Welcome to the first Chamber Conversation series, a quarterly feature that invites the Chamber community to get to know fellow members and to discover the paths that led them to our Cambridge business community.
“My mother sat me down to rip the seam.”
You mentioned that you learned your craft as a tailor from your family. Can you describe that?
My parents were part of the Great Migration of African Americans from the rural South to northern cities. My mother graduated from Xavier University in New Orleans, class of 1932. From there, my parents moved to Chicago.
After 14 years of marriage and 4 kids, my parents divorced and my father moved back to Jackson, Mississippi. My mother then moved us into Altgeld Gardens in Chicago, where we lived 5 to a room. She had a sewing machine, and she sat me down to rip a seam - this was my first experience with sewing, and with work. I earned my first $2.00. From that point, I understood that to work is to get paid.
Eventually, my mother moved us to Hyde Park, near the University of Chicago, and started a business out of our home.
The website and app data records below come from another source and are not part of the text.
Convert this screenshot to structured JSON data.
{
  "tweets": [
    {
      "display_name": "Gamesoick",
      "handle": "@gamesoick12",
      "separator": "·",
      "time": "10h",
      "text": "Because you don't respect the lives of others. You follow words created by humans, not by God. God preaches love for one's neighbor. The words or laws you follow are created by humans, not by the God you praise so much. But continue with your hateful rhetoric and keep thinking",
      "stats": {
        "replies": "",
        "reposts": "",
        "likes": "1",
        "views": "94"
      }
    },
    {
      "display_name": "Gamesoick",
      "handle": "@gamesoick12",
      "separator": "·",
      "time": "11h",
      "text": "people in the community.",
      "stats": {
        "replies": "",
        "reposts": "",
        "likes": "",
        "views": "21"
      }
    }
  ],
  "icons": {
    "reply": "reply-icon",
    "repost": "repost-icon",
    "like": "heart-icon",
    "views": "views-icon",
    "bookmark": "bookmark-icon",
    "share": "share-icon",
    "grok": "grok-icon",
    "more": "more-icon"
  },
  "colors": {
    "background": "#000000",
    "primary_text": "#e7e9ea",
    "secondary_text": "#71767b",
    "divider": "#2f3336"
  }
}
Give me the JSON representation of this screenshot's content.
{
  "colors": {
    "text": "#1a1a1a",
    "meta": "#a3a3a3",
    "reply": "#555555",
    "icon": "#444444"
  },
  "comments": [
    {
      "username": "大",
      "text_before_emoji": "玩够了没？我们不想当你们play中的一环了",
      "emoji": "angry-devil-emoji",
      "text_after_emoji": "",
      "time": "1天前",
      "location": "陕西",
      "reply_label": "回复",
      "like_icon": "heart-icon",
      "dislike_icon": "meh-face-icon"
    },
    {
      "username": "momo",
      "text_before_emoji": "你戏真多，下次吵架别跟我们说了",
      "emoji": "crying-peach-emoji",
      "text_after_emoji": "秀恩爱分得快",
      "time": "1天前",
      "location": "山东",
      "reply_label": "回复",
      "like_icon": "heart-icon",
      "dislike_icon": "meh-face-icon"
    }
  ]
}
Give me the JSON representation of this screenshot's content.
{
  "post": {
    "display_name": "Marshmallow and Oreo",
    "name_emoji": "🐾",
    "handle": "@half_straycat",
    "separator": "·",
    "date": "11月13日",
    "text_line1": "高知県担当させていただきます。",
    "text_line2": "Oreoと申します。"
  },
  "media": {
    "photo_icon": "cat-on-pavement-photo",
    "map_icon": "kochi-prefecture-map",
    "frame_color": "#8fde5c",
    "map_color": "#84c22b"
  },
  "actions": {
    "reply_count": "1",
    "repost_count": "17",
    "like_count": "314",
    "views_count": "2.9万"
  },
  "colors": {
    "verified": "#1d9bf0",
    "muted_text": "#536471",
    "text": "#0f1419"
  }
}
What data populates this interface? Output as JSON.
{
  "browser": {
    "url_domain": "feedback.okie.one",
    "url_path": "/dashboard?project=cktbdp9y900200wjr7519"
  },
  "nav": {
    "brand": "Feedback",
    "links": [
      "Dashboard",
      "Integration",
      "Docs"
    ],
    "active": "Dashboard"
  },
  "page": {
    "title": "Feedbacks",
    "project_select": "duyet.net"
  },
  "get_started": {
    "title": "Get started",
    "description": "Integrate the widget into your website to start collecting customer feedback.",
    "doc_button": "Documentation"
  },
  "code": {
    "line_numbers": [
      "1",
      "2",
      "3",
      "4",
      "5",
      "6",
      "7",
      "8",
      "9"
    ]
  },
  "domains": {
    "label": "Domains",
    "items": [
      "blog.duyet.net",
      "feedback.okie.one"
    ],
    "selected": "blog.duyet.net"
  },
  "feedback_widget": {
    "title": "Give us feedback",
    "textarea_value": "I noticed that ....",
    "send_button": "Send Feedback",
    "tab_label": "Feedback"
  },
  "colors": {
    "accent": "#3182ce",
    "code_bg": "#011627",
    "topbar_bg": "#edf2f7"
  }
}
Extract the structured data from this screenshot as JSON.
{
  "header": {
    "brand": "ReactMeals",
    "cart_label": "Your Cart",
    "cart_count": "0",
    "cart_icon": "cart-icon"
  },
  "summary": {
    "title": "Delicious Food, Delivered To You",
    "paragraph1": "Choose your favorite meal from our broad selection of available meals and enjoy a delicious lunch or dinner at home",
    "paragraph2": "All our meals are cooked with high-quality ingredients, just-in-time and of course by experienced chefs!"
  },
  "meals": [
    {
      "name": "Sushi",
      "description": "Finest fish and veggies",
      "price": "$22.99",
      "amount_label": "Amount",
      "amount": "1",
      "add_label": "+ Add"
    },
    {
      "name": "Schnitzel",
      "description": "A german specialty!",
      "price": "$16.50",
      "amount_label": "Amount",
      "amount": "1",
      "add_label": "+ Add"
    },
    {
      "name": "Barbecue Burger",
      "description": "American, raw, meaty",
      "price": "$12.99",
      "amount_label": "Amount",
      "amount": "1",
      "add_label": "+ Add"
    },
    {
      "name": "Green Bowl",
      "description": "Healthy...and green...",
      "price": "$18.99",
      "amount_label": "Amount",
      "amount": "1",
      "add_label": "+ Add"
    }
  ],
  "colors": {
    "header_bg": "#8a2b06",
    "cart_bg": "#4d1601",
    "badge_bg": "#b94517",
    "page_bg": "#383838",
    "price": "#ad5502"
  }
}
We came up with the name Traveling Tailor there. Mother designed and made clothes for children and adults – every seam was sewn by hand and custom made. We children and my mother worked together on the garments.
“I disrupted the system but had no idea I was breaking the mold.”
What brought you to Cambridge?
My dream was to move to Paris, and my mother supported me in this. In Paris, I set up an alteration and custom design service in the 16th arrondissement. My clients came to me. To stay in Paris, I was required to enroll as a student and to check in with the police regularly. I applied for working papers and established my business - and my life. On the weekends, I went with friends to music clubs. Before going into a club, we stood in front of a peephole so the club staff could see us. People in Paris were welcoming to African Americans.
My sister was married and living in Boston with 2 children. I left Paris and came to Boston to help with her family. In Boston, I attended the School of Fashion Design on Newbury Street and got a job a Filene’s. Before long, with support from designer Alfred Fiandaca, I became the first woman to work in menswear at Filene’s.
By 2008, I owned and ran a boutique called Coleman & Mason, in Washington Square, Brookline, but my business did not survive the financial crisis. At that time, there was no help for small businesses. I lost the store and my apartment. To try to recover, I moved to the Y in Cambridge and enrolled in business classes at Cambridge College. I was not sure I could manage in school -- do I have the mind to do this at my age? -- but I finished my undergraduate degree at Cambridge College and enrolled in an MBA program at Suffolk University’s Sawyer Business School.
Attending classes and doing my schoolwork from the Y during the pandemic was challenging. Cambridge libraries were closed and wifi access was unreliable. Many times, I worked in Harvard libraries. I earned my MBA in December 2021.
“To write the story”
The Traveling Tailor is on the move. What's Next?
I decided I needed to leave when I recognized the challenges I have faced – and have overcome. I knew I needed to go back to Chicago. On May 9, I start as an on-site tailor at Ralph Lauren on Michigan Ave, Chicago. Once I’m settled in Chicago I’ll look back and begin to piece together my story. I’ll work on my memoirs and will tell my story.